The spondophoroi were special messengers starting from Eleusis to announce the beginning of the sacred truce and invite the Greek cities to send the aparche and the sacred ambassadors (theoroi) to the Mysteries. The ceasefire began on the fifteenth day of Metageitnion and ended fifty-five days later, on the tenth day of Pyanepsion.
The hierophant chose the spondophoroi from among the gene of the Eumolpidae and the Kerykes. They departed in groups, and at intervals, depending on the distance they had to travel. The spondophoroi carried customised messages written by the hierophant. They were not stereotyped or simple invitations, but letters of high diplomacy and rhetoric designed to encourage recipients to come to the Mysteries. The hierophant had to know the public to which he addressed each letter, the local traditions and the relationship of each city or group of people with Eleusis, Athens, and the Mysteries. Mistakes, failures, and insults would have a devastating effect on the reputation of the sanctuary and the organisation of the Mysteries.
A similar level of attention had to be paid to the selection of the spondophoroi since they constituted the sanctuary’s “public face” to the Greek world. The presentation of the message and the behaviour of the messengers in the cities they visited had to be appropriate to avoid misunderstandings or (even worse) the refusal to send the aparche or the theoroi.
The success of the spondophoroi had tangible results for the sanctuary and the gene of the Eumolpidae and the Kerykes.
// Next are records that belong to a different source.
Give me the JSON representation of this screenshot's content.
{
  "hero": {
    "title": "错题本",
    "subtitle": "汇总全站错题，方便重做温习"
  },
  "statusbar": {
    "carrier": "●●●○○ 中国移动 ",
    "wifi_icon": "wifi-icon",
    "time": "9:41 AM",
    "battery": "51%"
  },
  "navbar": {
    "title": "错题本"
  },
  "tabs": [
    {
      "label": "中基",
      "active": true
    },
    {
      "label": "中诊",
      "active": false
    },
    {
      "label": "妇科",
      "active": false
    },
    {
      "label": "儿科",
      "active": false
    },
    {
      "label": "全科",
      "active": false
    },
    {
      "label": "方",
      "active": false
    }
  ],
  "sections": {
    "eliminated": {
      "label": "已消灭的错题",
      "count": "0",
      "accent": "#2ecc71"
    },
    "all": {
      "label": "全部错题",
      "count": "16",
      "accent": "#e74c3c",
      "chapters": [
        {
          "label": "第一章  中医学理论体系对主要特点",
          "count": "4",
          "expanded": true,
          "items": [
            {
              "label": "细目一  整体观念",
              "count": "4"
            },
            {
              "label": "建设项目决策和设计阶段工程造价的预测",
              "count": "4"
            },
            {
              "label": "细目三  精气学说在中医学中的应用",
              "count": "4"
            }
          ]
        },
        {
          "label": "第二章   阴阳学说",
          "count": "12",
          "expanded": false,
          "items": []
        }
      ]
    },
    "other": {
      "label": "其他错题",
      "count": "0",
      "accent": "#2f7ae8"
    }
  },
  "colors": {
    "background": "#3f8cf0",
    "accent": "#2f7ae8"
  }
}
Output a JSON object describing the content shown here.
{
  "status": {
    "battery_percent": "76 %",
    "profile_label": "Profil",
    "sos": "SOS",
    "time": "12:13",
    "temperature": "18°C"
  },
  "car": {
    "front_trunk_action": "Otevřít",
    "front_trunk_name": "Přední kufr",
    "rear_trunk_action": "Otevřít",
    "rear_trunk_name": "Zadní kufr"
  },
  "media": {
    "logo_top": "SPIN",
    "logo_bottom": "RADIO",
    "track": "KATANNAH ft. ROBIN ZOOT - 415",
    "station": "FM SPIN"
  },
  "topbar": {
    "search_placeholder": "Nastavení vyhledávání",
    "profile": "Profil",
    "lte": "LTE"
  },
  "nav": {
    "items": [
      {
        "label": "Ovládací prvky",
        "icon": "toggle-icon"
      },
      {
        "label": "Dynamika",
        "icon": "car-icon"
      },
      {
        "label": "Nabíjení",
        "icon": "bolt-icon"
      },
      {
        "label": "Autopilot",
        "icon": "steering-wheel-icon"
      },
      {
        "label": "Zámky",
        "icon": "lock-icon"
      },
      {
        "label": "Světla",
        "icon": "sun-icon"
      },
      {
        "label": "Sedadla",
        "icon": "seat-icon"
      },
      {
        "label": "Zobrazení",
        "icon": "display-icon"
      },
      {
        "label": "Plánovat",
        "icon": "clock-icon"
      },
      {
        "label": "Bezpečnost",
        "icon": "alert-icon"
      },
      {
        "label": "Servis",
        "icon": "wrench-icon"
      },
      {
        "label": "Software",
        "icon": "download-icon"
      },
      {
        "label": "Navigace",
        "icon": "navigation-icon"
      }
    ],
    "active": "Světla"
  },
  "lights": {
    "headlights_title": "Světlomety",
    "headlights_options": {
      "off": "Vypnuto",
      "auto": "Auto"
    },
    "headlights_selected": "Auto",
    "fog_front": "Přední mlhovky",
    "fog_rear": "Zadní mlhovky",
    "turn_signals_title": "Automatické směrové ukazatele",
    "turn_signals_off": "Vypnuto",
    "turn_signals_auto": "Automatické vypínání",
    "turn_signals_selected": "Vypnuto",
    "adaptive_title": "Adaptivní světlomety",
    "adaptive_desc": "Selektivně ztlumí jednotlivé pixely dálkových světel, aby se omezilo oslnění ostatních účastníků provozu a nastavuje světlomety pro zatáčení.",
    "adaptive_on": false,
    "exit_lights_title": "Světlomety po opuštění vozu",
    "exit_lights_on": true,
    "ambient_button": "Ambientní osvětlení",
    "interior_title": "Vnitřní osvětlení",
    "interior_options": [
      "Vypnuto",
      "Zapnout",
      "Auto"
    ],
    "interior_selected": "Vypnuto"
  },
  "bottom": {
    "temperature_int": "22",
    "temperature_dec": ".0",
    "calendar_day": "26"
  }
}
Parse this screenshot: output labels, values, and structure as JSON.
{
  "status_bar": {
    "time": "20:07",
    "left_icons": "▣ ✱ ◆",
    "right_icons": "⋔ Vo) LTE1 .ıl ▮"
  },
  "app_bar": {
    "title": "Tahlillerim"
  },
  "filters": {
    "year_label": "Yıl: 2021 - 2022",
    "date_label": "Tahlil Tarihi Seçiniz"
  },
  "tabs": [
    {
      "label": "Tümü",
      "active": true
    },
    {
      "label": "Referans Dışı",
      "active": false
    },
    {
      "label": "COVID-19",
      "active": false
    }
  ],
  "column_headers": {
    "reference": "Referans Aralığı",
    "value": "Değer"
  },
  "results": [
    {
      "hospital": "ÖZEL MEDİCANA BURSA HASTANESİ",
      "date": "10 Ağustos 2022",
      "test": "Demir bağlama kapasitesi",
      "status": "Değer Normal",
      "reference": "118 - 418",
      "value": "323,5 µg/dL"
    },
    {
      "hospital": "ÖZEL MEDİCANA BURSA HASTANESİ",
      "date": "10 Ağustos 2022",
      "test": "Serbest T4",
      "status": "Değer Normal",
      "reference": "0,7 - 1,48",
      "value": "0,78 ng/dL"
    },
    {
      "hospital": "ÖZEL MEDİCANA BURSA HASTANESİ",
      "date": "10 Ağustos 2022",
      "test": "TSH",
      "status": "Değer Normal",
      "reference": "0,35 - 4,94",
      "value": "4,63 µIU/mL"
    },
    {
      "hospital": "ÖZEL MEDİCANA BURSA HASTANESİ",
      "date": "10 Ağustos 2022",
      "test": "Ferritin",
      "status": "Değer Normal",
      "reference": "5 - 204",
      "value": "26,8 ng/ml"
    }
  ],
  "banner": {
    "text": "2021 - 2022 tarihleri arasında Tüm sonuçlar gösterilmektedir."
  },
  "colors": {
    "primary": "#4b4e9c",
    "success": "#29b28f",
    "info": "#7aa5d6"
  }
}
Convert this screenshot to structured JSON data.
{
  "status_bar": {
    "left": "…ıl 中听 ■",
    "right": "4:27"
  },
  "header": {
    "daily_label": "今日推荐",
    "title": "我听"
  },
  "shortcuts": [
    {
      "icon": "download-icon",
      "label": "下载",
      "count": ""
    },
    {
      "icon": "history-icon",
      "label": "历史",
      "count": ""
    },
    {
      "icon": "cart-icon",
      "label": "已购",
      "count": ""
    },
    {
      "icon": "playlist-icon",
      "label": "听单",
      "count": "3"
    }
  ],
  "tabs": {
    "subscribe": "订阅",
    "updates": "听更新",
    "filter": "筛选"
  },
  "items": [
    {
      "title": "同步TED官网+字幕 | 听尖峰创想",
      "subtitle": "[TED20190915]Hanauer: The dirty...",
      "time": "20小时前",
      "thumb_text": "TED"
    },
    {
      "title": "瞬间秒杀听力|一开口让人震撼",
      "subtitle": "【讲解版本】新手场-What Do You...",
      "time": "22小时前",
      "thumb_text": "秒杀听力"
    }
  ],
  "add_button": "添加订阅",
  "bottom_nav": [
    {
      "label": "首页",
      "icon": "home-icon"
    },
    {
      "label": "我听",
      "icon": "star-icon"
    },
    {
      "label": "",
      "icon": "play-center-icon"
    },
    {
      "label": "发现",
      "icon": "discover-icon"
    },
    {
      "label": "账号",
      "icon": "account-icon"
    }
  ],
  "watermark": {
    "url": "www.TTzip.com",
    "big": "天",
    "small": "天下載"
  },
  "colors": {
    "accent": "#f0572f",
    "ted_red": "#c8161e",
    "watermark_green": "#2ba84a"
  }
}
The more mystai and theoroi arrived in Eleusis, the greater the sacrifices made and the priests' and city’s income. It is no coincidence, then, that the gene had an interest in choosing the right people for the spondophoroi since part of the proceeds from the sacrifices and rituals were distributed to their members. Moreover, the hierophants recognised the pivotal role of the messengers and therefore had the right to reward them with honours after the successful completion of their mission.
As the fame of the Mysteries spread to the ends of the Mediterranean world, so did the spondophoroi missions. There is evidence of an entire convoy being sent to Egypt during the reign of Ptolemy or a group of messengers bound for Laodicea in Syria during the years of Antiochus. The refusal to participate in the Mysteries was an insult to the institution and the goddesses who protected it; therefore, it was rare but not impossible. In 367/6 BCE, the spondophoroi announced the sacred truce to the members of the Aetolian Confederation, who accepted the declaration. The Trichonians, however, captured the spondophoroi (named Prophetes and Epigenes) and provoked the angry reaction of the Athenians.